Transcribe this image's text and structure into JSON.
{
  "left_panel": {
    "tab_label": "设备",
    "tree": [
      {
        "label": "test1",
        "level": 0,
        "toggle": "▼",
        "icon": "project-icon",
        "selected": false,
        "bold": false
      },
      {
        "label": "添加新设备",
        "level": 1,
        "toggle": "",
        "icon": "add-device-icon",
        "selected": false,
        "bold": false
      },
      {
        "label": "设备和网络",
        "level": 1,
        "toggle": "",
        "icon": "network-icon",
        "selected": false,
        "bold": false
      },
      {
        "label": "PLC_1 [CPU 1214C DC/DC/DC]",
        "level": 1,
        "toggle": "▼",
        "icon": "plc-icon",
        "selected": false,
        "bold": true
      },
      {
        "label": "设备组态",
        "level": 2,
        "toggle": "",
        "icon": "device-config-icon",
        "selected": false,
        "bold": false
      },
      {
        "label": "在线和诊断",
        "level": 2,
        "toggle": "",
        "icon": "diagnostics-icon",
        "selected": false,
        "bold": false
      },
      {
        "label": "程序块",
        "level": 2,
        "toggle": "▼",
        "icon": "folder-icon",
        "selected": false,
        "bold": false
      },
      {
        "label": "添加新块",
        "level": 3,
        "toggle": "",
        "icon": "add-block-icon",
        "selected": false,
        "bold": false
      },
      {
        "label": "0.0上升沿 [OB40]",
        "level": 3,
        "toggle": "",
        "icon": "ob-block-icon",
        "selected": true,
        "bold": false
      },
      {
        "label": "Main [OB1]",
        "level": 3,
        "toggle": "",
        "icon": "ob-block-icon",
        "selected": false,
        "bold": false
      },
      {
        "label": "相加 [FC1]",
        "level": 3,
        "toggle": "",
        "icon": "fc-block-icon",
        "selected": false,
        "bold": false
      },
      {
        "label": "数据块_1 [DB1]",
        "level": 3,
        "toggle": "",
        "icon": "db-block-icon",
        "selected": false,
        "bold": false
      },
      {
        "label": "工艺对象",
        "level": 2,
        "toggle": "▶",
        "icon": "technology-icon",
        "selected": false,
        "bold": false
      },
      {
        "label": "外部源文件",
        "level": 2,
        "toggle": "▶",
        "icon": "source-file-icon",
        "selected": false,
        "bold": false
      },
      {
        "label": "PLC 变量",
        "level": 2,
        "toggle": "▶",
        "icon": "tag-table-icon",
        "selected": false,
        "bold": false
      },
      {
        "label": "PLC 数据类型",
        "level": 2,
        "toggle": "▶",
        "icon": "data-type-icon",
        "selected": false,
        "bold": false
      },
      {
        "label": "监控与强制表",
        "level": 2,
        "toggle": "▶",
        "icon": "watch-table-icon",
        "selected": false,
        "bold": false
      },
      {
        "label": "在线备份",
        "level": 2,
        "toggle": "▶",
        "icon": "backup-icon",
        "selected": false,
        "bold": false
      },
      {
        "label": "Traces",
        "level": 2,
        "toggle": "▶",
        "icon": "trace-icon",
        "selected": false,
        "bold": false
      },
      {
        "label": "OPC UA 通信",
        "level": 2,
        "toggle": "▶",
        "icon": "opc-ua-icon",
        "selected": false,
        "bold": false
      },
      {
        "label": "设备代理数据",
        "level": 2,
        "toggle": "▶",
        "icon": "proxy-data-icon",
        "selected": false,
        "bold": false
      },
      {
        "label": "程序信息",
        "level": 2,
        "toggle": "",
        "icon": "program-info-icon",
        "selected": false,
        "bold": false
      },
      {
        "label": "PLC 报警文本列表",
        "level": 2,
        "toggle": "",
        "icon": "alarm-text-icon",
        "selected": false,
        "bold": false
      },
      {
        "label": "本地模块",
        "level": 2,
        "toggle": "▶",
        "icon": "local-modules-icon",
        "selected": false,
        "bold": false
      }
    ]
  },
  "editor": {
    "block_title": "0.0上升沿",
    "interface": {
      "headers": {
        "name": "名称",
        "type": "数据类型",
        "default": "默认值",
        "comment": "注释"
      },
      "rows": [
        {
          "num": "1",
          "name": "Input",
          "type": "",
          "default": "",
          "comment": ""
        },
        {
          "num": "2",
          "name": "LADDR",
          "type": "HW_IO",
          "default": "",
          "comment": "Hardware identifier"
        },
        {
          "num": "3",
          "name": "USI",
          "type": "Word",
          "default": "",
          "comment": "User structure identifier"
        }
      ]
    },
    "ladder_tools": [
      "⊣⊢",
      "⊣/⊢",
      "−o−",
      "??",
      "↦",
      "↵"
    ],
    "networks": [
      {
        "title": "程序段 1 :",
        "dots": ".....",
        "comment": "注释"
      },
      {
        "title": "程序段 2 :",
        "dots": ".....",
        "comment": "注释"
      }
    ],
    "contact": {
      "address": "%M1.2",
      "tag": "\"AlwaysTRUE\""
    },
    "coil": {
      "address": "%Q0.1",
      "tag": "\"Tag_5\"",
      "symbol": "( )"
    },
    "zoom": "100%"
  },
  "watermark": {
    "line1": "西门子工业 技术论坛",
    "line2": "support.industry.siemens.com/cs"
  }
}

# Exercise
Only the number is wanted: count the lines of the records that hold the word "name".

# Response below
4